- **DIRECTIONS**
Every line of the records below that holds the word "this" belongs in the answer.

─── RECORDS SHOWN ───

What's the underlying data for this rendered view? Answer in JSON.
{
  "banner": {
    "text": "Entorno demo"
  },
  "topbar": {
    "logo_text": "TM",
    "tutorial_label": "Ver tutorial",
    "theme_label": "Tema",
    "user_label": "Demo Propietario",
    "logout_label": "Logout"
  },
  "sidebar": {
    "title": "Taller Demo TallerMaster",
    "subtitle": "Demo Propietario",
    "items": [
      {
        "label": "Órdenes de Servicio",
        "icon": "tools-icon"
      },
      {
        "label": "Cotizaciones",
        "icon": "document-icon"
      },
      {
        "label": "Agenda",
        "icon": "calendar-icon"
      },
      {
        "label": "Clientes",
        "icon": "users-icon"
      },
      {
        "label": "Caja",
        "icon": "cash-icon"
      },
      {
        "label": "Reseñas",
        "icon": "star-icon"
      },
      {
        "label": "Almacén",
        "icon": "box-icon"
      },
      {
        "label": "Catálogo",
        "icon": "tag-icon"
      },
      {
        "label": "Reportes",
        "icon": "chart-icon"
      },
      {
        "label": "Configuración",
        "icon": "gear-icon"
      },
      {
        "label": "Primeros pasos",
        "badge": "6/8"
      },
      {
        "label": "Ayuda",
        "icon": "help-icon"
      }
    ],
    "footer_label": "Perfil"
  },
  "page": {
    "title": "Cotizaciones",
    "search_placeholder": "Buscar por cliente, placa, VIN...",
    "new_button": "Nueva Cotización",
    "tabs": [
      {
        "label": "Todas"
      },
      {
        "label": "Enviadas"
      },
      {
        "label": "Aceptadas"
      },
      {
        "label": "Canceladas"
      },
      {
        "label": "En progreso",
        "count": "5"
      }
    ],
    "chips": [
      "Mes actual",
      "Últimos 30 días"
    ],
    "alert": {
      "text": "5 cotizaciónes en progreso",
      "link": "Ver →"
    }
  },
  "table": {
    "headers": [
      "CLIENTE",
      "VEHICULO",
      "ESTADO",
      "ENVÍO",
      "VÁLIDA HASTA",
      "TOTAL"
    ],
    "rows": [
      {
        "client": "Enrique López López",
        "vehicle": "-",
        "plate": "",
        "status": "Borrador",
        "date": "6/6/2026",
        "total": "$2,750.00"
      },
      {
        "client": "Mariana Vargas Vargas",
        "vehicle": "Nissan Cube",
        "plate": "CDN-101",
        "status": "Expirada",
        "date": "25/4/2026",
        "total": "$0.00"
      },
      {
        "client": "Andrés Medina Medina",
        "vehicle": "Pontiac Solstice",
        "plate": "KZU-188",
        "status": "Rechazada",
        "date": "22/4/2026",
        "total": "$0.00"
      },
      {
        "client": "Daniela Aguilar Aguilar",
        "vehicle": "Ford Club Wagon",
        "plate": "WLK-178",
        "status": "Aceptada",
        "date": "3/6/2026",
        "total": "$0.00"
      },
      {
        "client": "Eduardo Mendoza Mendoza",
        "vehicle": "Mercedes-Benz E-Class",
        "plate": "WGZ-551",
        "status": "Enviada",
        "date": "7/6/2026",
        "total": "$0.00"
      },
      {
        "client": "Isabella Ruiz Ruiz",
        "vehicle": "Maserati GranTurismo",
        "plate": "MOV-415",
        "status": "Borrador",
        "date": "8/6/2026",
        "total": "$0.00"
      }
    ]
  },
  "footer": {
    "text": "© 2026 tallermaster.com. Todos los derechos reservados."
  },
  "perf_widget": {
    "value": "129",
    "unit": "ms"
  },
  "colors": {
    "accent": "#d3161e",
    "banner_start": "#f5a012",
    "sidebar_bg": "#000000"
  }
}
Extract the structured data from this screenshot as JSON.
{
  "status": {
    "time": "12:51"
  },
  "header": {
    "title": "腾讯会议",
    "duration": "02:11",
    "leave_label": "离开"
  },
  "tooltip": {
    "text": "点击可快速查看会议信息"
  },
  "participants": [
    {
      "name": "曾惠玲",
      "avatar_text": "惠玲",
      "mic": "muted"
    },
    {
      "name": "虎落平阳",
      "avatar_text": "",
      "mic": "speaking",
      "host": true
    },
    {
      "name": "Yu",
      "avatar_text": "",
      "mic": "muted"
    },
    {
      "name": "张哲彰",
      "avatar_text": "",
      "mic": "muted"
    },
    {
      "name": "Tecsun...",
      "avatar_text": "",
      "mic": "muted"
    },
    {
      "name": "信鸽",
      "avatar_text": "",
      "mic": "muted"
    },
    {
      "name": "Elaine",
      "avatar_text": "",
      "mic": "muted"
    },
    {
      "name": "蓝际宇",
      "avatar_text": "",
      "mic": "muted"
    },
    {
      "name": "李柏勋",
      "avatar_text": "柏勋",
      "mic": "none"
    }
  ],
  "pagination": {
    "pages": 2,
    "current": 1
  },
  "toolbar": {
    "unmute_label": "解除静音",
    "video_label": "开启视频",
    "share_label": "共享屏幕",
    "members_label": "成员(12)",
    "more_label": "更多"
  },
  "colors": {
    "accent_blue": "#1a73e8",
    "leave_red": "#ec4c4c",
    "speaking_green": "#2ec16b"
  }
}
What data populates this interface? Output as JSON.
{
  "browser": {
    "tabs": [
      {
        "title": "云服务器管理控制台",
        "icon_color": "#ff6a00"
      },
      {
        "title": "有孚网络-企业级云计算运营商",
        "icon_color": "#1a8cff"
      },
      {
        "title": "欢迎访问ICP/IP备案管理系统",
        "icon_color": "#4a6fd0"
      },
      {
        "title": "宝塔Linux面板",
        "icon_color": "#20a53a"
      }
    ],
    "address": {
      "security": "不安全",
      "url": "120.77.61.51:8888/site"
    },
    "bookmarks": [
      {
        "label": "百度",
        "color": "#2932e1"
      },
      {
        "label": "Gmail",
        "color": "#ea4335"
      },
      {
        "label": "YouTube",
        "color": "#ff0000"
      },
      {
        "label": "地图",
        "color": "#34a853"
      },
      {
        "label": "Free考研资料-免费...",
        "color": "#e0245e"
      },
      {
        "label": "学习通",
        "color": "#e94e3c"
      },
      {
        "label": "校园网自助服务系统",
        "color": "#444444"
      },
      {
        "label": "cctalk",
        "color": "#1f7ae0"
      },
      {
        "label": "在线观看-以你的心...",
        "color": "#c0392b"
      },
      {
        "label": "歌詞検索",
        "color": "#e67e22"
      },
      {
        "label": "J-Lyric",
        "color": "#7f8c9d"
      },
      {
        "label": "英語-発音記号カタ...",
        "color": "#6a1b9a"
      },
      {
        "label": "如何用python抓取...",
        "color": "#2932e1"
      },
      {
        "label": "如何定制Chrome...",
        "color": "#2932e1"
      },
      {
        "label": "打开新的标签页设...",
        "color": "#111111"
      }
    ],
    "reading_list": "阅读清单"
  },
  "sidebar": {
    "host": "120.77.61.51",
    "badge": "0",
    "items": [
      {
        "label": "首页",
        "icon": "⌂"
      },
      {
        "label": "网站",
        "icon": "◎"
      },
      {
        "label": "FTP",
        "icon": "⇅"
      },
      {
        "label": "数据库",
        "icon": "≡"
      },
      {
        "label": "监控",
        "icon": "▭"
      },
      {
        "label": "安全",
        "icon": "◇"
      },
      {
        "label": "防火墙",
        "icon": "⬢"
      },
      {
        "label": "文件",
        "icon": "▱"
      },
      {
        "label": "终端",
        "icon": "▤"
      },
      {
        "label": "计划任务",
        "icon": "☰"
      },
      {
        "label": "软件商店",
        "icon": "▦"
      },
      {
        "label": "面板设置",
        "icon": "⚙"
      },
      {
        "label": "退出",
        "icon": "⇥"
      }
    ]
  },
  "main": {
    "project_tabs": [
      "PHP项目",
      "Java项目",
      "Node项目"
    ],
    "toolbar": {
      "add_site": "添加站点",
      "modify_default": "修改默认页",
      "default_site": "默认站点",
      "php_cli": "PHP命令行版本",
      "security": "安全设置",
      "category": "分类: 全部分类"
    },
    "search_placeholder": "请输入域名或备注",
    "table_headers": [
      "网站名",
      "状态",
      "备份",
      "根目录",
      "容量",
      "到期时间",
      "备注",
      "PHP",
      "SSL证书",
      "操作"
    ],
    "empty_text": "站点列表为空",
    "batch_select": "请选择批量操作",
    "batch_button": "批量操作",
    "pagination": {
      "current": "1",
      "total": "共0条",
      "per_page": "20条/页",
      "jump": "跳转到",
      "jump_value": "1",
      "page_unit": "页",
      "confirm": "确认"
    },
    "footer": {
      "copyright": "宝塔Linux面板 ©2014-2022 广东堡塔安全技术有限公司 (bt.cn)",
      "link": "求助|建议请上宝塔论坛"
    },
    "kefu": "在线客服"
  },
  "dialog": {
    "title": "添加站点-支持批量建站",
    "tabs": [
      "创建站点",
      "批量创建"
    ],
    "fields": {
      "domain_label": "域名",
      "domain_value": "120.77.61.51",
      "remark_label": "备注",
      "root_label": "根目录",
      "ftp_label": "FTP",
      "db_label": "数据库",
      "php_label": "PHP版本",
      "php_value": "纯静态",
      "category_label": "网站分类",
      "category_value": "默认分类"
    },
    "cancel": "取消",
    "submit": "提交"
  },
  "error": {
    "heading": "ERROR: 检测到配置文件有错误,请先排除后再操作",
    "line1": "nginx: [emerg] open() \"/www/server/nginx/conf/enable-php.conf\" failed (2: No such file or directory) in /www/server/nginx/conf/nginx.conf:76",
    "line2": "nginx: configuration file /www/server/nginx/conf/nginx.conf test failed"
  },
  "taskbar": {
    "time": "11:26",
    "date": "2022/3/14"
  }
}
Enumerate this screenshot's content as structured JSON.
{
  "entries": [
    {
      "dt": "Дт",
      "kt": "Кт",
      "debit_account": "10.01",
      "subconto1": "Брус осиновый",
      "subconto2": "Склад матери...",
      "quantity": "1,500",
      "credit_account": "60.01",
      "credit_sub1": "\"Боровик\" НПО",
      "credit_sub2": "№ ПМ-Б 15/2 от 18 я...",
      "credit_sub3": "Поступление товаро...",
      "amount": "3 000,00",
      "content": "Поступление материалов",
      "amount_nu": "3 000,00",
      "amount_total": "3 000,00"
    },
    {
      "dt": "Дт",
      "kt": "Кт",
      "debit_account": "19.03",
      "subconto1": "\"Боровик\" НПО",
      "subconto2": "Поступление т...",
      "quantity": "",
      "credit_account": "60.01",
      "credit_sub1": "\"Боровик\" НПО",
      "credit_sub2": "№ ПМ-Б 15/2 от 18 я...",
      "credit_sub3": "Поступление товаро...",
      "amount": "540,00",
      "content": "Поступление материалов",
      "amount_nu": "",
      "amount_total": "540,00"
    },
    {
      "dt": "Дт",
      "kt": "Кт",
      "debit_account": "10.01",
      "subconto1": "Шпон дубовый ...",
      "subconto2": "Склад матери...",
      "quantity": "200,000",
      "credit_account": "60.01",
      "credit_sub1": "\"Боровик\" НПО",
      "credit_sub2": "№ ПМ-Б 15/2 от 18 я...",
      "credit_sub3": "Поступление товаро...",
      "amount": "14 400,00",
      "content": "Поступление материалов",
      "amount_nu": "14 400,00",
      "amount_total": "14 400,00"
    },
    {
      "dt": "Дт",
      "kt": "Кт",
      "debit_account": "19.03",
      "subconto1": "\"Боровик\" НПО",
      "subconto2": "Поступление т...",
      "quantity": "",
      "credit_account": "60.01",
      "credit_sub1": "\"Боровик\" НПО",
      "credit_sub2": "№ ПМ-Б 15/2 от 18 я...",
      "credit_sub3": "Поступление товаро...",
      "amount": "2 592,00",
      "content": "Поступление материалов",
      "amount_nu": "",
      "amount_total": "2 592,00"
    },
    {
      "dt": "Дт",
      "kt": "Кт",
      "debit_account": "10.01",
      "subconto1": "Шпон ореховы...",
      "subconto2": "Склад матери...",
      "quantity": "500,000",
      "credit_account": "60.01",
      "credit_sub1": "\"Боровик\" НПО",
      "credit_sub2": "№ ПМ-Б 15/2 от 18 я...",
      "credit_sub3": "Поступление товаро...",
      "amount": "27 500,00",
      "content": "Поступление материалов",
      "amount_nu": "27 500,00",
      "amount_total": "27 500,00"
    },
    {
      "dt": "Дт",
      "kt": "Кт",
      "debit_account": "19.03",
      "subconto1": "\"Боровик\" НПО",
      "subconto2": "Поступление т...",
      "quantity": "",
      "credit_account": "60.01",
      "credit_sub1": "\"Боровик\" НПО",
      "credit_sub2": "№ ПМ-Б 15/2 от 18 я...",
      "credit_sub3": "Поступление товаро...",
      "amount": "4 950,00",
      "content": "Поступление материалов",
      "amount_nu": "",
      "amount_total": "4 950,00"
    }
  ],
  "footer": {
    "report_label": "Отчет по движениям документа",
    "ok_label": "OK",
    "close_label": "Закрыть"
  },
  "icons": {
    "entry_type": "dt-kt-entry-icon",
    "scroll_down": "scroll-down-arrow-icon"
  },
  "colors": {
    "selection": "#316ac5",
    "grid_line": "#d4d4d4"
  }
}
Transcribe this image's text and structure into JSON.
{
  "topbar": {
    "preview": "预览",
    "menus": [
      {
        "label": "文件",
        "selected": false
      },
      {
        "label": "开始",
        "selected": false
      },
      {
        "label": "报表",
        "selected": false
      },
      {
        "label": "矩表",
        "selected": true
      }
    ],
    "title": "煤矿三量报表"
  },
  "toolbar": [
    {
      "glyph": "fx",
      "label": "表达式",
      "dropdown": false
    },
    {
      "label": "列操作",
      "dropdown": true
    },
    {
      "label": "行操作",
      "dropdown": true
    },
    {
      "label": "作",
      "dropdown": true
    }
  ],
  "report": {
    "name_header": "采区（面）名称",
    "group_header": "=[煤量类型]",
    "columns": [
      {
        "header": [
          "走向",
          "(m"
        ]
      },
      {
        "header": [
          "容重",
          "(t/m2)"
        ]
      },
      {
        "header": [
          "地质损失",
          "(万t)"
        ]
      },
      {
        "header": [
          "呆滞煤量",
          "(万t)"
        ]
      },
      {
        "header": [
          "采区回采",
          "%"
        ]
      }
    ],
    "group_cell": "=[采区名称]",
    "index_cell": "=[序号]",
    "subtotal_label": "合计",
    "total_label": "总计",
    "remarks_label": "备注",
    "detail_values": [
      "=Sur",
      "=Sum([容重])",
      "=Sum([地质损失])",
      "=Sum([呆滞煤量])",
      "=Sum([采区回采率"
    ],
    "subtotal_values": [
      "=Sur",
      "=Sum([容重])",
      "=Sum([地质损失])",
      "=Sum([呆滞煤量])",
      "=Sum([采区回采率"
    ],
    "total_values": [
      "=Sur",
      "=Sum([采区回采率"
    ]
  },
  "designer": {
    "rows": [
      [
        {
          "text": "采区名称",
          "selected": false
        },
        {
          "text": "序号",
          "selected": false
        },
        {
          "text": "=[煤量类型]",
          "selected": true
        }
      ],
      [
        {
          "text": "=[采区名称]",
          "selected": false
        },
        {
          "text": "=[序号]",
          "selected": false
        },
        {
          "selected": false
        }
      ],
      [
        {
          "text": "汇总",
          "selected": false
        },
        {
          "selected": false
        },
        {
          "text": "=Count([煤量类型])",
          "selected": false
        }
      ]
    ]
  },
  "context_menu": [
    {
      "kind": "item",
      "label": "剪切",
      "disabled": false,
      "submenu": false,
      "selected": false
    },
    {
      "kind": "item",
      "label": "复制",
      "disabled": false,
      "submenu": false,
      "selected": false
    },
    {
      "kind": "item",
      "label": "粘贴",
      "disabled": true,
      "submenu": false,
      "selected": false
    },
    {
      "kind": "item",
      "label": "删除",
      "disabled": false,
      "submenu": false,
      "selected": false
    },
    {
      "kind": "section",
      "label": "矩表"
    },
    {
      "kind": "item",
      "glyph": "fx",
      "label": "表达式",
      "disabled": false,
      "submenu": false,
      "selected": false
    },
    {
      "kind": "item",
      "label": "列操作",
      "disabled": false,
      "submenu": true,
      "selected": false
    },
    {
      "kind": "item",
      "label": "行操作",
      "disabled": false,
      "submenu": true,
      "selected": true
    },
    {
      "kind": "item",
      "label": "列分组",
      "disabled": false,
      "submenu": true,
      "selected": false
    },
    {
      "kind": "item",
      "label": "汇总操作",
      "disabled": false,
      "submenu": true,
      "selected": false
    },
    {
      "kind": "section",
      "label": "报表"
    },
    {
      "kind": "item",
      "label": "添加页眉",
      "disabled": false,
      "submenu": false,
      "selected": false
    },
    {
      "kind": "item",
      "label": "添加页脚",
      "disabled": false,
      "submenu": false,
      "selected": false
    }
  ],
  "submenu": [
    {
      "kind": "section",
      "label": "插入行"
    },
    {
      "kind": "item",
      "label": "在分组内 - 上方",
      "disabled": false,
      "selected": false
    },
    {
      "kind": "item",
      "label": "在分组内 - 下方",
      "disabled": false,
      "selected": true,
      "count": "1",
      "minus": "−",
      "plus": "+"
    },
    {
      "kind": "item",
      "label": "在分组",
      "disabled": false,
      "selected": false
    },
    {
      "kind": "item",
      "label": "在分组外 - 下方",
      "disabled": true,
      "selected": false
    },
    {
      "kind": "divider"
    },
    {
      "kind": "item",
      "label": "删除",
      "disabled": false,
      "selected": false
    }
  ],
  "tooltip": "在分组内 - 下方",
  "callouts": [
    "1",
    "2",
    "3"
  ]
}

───

- **RESULT OF THE TASK**
What's the underlying data for this rendered view? Answer in JSON.
Extract the structured data from this screenshot as JSON.
What data populates this interface? Output as JSON.
Enumerate this screenshot's content as structured JSON.
Transcribe this image's text and structure into JSON.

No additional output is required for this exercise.